* [Exercise]:
In your reply, write out the records exactly, each line intact.

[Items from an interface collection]
○ ○ ○

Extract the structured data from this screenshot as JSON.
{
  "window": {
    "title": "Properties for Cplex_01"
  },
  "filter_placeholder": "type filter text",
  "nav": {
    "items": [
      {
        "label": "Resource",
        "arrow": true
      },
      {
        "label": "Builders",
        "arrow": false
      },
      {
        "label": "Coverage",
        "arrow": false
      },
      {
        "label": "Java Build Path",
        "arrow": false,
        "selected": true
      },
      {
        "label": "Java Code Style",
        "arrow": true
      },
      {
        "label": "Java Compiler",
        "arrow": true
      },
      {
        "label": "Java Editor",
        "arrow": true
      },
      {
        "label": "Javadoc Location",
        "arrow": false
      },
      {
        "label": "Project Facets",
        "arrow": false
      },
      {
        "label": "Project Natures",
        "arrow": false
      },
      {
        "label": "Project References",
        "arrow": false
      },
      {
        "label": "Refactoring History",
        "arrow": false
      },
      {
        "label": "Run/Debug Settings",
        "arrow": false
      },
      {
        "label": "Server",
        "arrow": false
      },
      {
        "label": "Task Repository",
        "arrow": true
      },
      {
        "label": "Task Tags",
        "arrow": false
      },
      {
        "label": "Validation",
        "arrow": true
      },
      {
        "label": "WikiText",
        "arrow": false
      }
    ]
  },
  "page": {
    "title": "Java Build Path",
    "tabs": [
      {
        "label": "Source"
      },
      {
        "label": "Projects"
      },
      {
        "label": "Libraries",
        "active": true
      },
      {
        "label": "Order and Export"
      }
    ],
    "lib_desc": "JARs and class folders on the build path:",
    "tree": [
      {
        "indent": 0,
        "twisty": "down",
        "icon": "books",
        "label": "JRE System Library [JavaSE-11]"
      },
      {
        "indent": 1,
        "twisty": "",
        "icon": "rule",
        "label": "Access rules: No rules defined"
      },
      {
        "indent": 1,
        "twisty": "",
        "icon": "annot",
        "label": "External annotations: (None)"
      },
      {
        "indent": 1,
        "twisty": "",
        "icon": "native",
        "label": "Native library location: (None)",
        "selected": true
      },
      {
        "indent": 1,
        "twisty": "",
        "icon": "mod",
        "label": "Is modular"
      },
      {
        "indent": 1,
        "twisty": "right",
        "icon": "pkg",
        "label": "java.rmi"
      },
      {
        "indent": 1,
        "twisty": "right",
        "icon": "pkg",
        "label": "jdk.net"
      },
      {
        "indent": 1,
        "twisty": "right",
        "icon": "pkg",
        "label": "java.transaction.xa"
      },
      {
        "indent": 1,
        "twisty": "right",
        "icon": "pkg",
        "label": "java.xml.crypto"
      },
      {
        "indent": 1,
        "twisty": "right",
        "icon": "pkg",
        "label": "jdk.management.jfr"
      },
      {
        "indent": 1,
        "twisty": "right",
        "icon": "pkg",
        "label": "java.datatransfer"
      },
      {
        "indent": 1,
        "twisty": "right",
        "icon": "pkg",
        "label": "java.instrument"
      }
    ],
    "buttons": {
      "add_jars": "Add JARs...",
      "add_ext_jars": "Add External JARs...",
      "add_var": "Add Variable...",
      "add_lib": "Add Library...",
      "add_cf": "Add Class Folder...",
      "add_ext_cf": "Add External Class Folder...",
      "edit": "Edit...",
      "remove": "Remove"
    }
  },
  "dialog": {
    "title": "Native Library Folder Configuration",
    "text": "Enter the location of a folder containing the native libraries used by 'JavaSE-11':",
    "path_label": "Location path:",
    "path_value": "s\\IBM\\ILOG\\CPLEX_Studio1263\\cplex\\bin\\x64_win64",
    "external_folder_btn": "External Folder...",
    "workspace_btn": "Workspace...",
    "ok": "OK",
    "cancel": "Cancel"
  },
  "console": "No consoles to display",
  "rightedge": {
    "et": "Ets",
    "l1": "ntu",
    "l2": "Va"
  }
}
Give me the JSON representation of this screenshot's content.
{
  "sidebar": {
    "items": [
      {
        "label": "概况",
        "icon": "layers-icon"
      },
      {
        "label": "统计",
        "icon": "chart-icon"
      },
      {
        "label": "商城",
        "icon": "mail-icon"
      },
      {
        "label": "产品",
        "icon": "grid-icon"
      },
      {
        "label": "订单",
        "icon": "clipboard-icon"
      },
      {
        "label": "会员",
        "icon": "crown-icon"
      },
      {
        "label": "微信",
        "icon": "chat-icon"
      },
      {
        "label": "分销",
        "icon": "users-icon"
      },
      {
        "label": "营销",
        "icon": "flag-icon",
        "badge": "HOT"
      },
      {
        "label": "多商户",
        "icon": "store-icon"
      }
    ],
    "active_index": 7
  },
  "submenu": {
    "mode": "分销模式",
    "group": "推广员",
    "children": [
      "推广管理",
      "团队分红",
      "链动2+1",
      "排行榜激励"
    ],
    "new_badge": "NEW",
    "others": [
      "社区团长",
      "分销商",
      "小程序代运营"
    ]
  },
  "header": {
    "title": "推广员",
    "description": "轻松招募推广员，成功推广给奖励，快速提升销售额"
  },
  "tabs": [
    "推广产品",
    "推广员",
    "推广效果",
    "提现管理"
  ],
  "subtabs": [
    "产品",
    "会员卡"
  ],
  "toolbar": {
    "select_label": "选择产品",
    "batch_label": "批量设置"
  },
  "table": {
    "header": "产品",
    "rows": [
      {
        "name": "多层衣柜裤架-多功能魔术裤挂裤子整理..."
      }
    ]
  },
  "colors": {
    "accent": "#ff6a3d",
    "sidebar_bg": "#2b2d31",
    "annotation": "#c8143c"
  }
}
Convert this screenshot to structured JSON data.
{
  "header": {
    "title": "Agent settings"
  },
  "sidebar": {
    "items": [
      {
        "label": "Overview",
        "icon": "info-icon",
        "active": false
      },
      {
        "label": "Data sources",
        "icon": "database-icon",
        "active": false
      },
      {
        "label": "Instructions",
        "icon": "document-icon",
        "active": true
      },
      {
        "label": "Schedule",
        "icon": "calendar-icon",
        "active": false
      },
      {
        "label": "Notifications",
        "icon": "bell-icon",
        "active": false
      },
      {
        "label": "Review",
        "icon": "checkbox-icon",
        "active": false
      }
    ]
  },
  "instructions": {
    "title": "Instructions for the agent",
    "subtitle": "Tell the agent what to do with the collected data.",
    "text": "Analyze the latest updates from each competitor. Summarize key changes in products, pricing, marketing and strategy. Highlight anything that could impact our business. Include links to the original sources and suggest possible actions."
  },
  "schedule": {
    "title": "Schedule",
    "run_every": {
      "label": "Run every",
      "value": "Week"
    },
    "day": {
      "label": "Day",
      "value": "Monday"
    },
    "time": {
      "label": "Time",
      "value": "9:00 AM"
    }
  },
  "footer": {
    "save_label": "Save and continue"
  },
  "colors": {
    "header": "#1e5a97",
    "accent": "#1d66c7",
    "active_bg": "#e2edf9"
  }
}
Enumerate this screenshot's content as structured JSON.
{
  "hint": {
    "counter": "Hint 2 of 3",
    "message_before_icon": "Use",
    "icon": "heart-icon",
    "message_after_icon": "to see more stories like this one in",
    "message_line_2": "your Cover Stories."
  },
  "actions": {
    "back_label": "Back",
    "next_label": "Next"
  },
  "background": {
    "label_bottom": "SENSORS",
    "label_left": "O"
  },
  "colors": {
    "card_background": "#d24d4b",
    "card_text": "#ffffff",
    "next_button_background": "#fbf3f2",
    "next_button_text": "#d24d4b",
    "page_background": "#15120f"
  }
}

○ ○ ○

* [Answer]:
Extract the structured data from this screenshot as JSON.
{
  "window": {
    "title": "Properties for Cplex_01"
  },
  "filter_placeholder": "type filter text",
  "nav": {
    "items": [
      {
        "label": "Resource",
        "arrow": true
      },
      {
        "label": "Builders",
        "arrow": false
      },
      {
        "label": "Coverage",
        "arrow": false
      },
      {
        "label": "Java Build Path",
        "arrow": false,
        "selected": true
      },
      {
        "label": "Java Code Style",
        "arrow": true
      },
      {
        "label": "Java Compiler",
        "arrow": true
      },
      {
        "label": "Java Editor",
        "arrow": true
      },
      {
        "label": "Javadoc Location",
        "arrow": false
      },
      {
        "label": "Project Facets",
        "arrow": false
      },
      {
        "label": "Project Natures",
        "arrow": false
      },
      {
        "label": "Project References",
        "arrow": false
      },
      {
        "label": "Refactoring History",
        "arrow": false
      },
      {
        "label": "Run/Debug Settings",
        "arrow": false
      },
      {
        "label": "Server",
        "arrow": false
      },
      {
        "label": "Task Repository",
        "arrow": true
      },
      {
        "label": "Task Tags",
        "arrow": false
      },
      {
        "label": "Validation",
        "arrow": true
      },
      {
        "label": "WikiText",
        "arrow": false
      }
    ]
  },
  "page": {
    "title": "Java Build Path",
    "tabs": [
      {
        "label": "Source"
      },
      {
        "label": "Projects"
      },
      {
        "label": "Libraries",
        "active": true
      },
      {
        "label": "Order and Export"
      }
    ],
    "lib_desc": "JARs and class folders on the build path:",
    "tree": [
      {
        "indent": 0,
        "twisty": "down",
        "icon": "books",
        "label": "JRE System Library [JavaSE-11]"
      },
      {
        "indent": 1,
        "twisty": "",
        "icon": "rule",
        "label": "Access rules: No rules defined"
      },
      {
        "indent": 1,
        "twisty": "",
        "icon": "annot",
        "label": "External annotations: (None)"
      },
      {
        "indent": 1,
        "twisty": "",
        "icon": "native",
        "label": "Native library location: (None)",
        "selected": true
      },
      {
        "indent": 1,
        "twisty": "",
        "icon": "mod",
        "label": "Is modular"
      },
      {
        "indent": 1,
        "twisty": "right",
        "icon": "pkg",
        "label": "java.rmi"
      },
      {
        "indent": 1,
        "twisty": "right",
        "icon": "pkg",
        "label": "jdk.net"
      },
      {
        "indent": 1,
        "twisty": "right",
        "icon": "pkg",
        "label": "java.transaction.xa"
      },
      {
        "indent": 1,
        "twisty": "right",
        "icon": "pkg",
        "label": "java.xml.crypto"
      },
      {
        "indent": 1,
        "twisty": "right",
        "icon": "pkg",
        "label": "jdk.management.jfr"
      },
      {
        "indent": 1,
        "twisty": "right",
        "icon": "pkg",
        "label": "java.datatransfer"
      },
      {
        "indent": 1,
        "twisty": "right",
        "icon": "pkg",
        "label": "java.instrument"
      }
    ],
    "buttons": {
      "add_jars": "Add JARs...",
      "add_ext_jars": "Add External JARs...",
      "add_var": "Add Variable...",
      "add_lib": "Add Library...",
      "add_cf": "Add Class Folder...",
      "add_ext_cf": "Add External Class Folder...",
      "edit": "Edit...",
      "remove": "Remove"
    }
  },
  "dialog": {
    "title": "Native Library Folder Configuration",
    "text": "Enter the location of a folder containing the native libraries used by 'JavaSE-11':",
    "path_label": "Location path:",
    "path_value": "s\\IBM\\ILOG\\CPLEX_Studio1263\\cplex\\bin\\x64_win64",
    "external_folder_btn": "External Folder...",
    "workspace_btn": "Workspace...",
    "ok": "OK",
    "cancel": "Cancel"
  },
  "console": "No consoles to display",
  "rightedge": {
    "et": "Ets",
    "l1": "ntu",
    "l2": "Va"
  }
}
Give me the JSON representation of this screenshot's content.
{
  "sidebar": {
    "items": [
      {
        "label": "概况",
        "icon": "layers-icon"
      },
      {
        "label": "统计",
        "icon": "chart-icon"
      },
      {
        "label": "商城",
        "icon": "mail-icon"
      },
      {
        "label": "产品",
        "icon": "grid-icon"
      },
      {
        "label": "订单",
        "icon": "clipboard-icon"
      },
      {
        "label": "会员",
        "icon": "crown-icon"
      },
      {
        "label": "微信",
        "icon": "chat-icon"
      },
      {
        "label": "分销",
        "icon": "users-icon"
      },
      {
        "label": "营销",
        "icon": "flag-icon",
        "badge": "HOT"
      },
      {
        "label": "多商户",
        "icon": "store-icon"
      }
    ],
    "active_index": 7
  },
  "submenu": {
    "mode": "分销模式",
    "group": "推广员",
    "children": [
      "推广管理",
      "团队分红",
      "链动2+1",
      "排行榜激励"
    ],
    "new_badge": "NEW",
    "others": [
      "社区团长",
      "分销商",
      "小程序代运营"
    ]
  },
  "header": {
    "title": "推广员",
    "description": "轻松招募推广员，成功推广给奖励，快速提升销售额"
  },
  "tabs": [
    "推广产品",
    "推广员",
    "推广效果",
    "提现管理"
  ],
  "subtabs": [
    "产品",
    "会员卡"
  ],
  "toolbar": {
    "select_label": "选择产品",
    "batch_label": "批量设置"
  },
  "table": {
    "header": "产品",
    "rows": [
      {
        "name": "多层衣柜裤架-多功能魔术裤挂裤子整理..."
      }
    ]
  },
  "colors": {
    "accent": "#ff6a3d",
    "sidebar_bg": "#2b2d31",
    "annotation": "#c8143c"
  }
}
Convert this screenshot to structured JSON data.
{
  "header": {
    "title": "Agent settings"
  },
  "sidebar": {
    "items": [
      {
        "label": "Overview",
        "icon": "info-icon",
        "active": false
      },
      {
        "label": "Data sources",
        "icon": "database-icon",
        "active": false
      },
      {
        "label": "Instructions",
        "icon": "document-icon",
        "active": true
      },
      {
        "label": "Schedule",
        "icon": "calendar-icon",
        "active": false
      },
      {
        "label": "Notifications",
        "icon": "bell-icon",
        "active": false
      },
      {
        "label": "Review",
        "icon": "checkbox-icon",
        "active": false
      }
    ]
  },
  "instructions": {
    "title": "Instructions for the agent",
    "subtitle": "Tell the agent what to do with the collected data.",
    "text": "Analyze the latest updates from each competitor. Summarize key changes in products, pricing, marketing and strategy. Highlight anything that could impact our business. Include links to the original sources and suggest possible actions."
  },
  "schedule": {
    "title": "Schedule",
    "run_every": {
      "label": "Run every",
      "value": "Week"
    },
    "day": {
      "label": "Day",
      "value": "Monday"
    },
    "time": {
      "label": "Time",
      "value": "9:00 AM"
    }
  },
  "footer": {
    "save_label": "Save and continue"
  },
  "colors": {
    "header": "#1e5a97",
    "accent": "#1d66c7",
    "active_bg": "#e2edf9"
  }
}
Enumerate this screenshot's content as structured JSON.
{
  "hint": {
    "counter": "Hint 2 of 3",
    "message_before_icon": "Use",
    "icon": "heart-icon",
    "message_after_icon": "to see more stories like this one in",
    "message_line_2": "your Cover Stories."
  },
  "actions": {
    "back_label": "Back",
    "next_label": "Next"
  },
  "background": {
    "label_bottom": "SENSORS",
    "label_left": "O"
  },
  "colors": {
    "card_background": "#d24d4b",
    "card_text": "#ffffff",
    "next_button_background": "#fbf3f2",
    "next_button_text": "#d24d4b",
    "page_background": "#15120f"
  }
}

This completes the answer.